■ **Work request**:
Each entry that follows is to be copied exactly, minus any pictures.

- - -

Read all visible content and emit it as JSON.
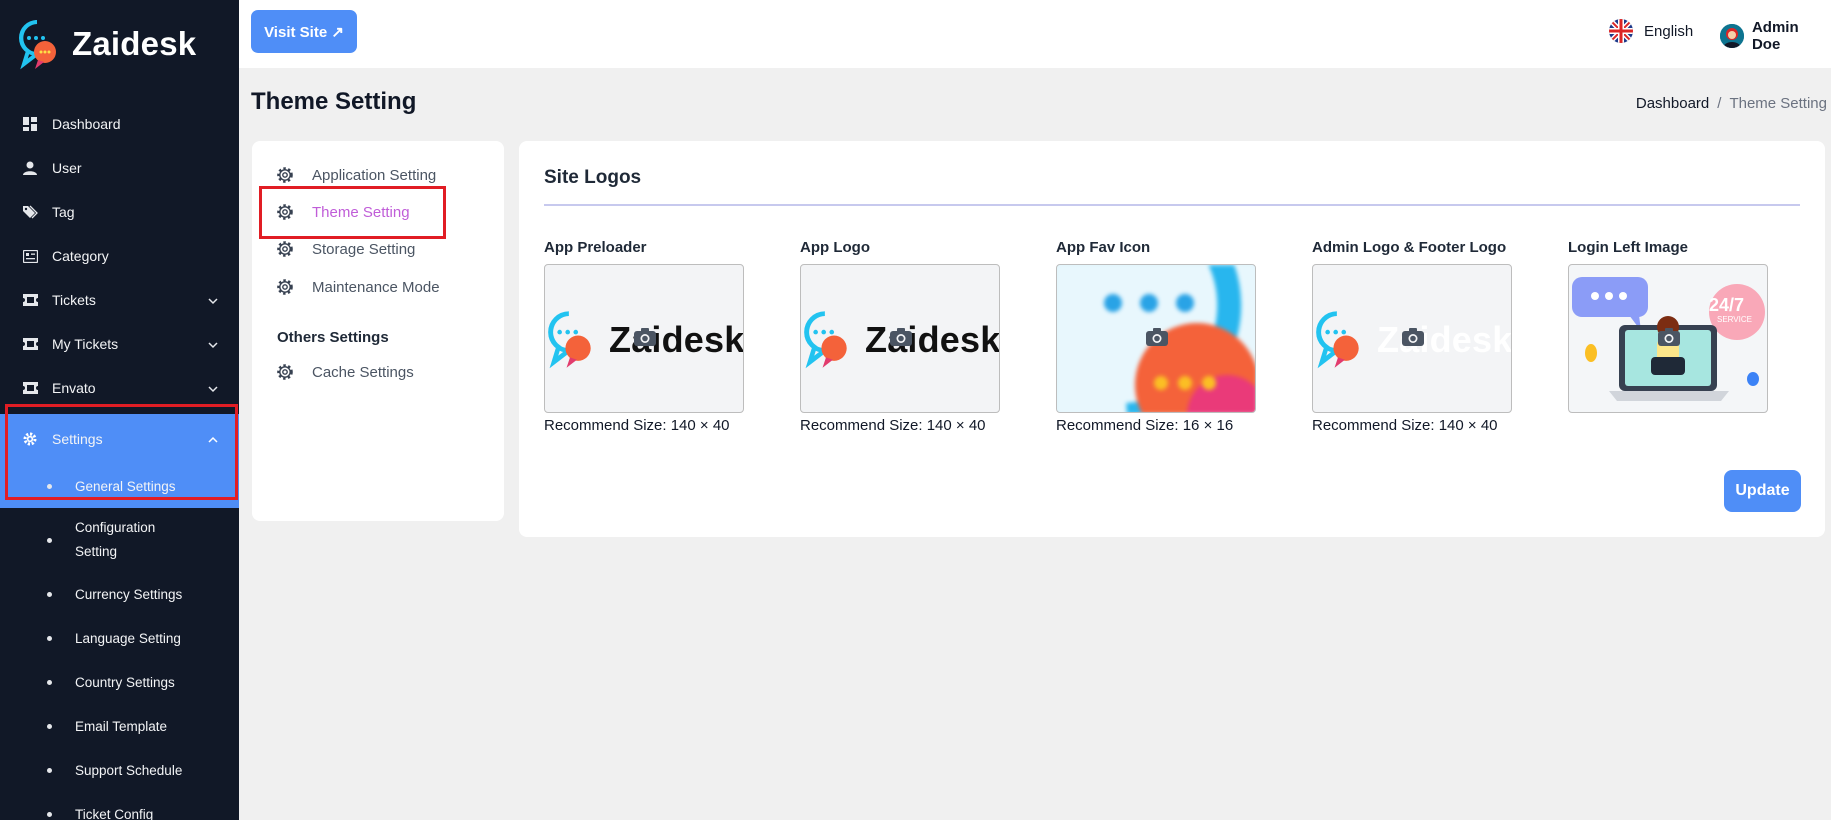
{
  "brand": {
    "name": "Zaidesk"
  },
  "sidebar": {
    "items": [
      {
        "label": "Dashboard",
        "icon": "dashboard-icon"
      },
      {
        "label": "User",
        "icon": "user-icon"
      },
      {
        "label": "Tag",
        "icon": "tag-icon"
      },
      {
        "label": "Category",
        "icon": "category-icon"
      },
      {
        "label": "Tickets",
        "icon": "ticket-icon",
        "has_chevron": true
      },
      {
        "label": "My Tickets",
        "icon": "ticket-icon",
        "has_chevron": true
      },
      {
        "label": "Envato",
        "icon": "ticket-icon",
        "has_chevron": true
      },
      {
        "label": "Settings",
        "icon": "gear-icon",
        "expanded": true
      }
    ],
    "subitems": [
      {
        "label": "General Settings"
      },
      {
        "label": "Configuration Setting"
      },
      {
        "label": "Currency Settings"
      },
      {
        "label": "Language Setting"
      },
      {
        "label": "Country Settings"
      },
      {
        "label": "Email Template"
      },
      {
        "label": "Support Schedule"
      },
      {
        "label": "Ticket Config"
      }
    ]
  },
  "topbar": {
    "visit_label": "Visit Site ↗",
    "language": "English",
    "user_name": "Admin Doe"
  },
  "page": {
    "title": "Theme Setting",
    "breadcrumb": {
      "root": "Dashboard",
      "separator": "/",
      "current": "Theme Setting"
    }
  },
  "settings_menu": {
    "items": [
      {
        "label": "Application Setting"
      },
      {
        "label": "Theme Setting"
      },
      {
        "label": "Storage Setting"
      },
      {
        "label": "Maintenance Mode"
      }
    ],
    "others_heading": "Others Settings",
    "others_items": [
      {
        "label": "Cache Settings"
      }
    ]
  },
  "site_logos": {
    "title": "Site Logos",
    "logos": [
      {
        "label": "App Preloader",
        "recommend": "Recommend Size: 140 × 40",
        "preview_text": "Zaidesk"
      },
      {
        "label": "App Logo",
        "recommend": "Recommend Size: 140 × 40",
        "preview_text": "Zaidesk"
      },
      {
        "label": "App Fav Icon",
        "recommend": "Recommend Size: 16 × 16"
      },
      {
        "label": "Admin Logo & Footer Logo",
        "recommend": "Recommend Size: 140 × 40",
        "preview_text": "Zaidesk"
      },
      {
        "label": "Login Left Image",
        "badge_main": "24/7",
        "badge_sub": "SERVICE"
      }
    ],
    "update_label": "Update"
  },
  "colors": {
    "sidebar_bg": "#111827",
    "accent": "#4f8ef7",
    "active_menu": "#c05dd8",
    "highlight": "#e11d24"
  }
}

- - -

■ **Response**:
Read all visible content and emit it as JSON.
{
  "brand": {
    "name": "Zaidesk"
  },
  "sidebar": {
    "items": [
      {
        "label": "Dashboard",
        "icon": "dashboard-icon"
      },
      {
        "label": "User",
        "icon": "user-icon"
      },
      {
        "label": "Tag",
        "icon": "tag-icon"
      },
      {
        "label": "Category",
        "icon": "category-icon"
      },
      {
        "label": "Tickets",
        "icon": "ticket-icon",
        "has_chevron": true
      },
      {
        "label": "My Tickets",
        "icon": "ticket-icon",
        "has_chevron": true
      },
      {
        "label": "Envato",
        "icon": "ticket-icon",
        "has_chevron": true
      },
      {
        "label": "Settings",
        "icon": "gear-icon",
        "expanded": true
      }
    ],
    "subitems": [
      {
        "label": "General Settings"
      },
      {
        "label": "Configuration Setting"
      },
      {
        "label": "Currency Settings"
      },
      {
        "label": "Language Setting"
      },
      {
        "label": "Country Settings"
      },
      {
        "label": "Email Template"
      },
      {
        "label": "Support Schedule"
      },
      {
        "label": "Ticket Config"
      }
    ]
  },
  "topbar": {
    "visit_label": "Visit Site ↗",
    "language": "English",
    "user_name": "Admin Doe"
  },
  "page": {
    "title": "Theme Setting",
    "breadcrumb": {
      "root": "Dashboard",
      "separator": "/",
      "current": "Theme Setting"
    }
  },
  "settings_menu": {
    "items": [
      {
        "label": "Application Setting"
      },
      {
        "label": "Theme Setting"
      },
      {
        "label": "Storage Setting"
      },
      {
        "label": "Maintenance Mode"
      }
    ],
    "others_heading": "Others Settings",
    "others_items": [
      {
        "label": "Cache Settings"
      }
    ]
  },
  "site_logos": {
    "title": "Site Logos",
    "logos": [
      {
        "label": "App Preloader",
        "recommend": "Recommend Size: 140 × 40",
        "preview_text": "Zaidesk"
      },
      {
        "label": "App Logo",
        "recommend": "Recommend Size: 140 × 40",
        "preview_text": "Zaidesk"
      },
      {
        "label": "App Fav Icon",
        "recommend": "Recommend Size: 16 × 16"
      },
      {
        "label": "Admin Logo & Footer Logo",
        "recommend": "Recommend Size: 140 × 40",
        "preview_text": "Zaidesk"
      },
      {
        "label": "Login Left Image",
        "badge_main": "24/7",
        "badge_sub": "SERVICE"
      }
    ],
    "update_label": "Update"
  },
  "colors": {
    "sidebar_bg": "#111827",
    "accent": "#4f8ef7",
    "active_menu": "#c05dd8",
    "highlight": "#e11d24"
  }
}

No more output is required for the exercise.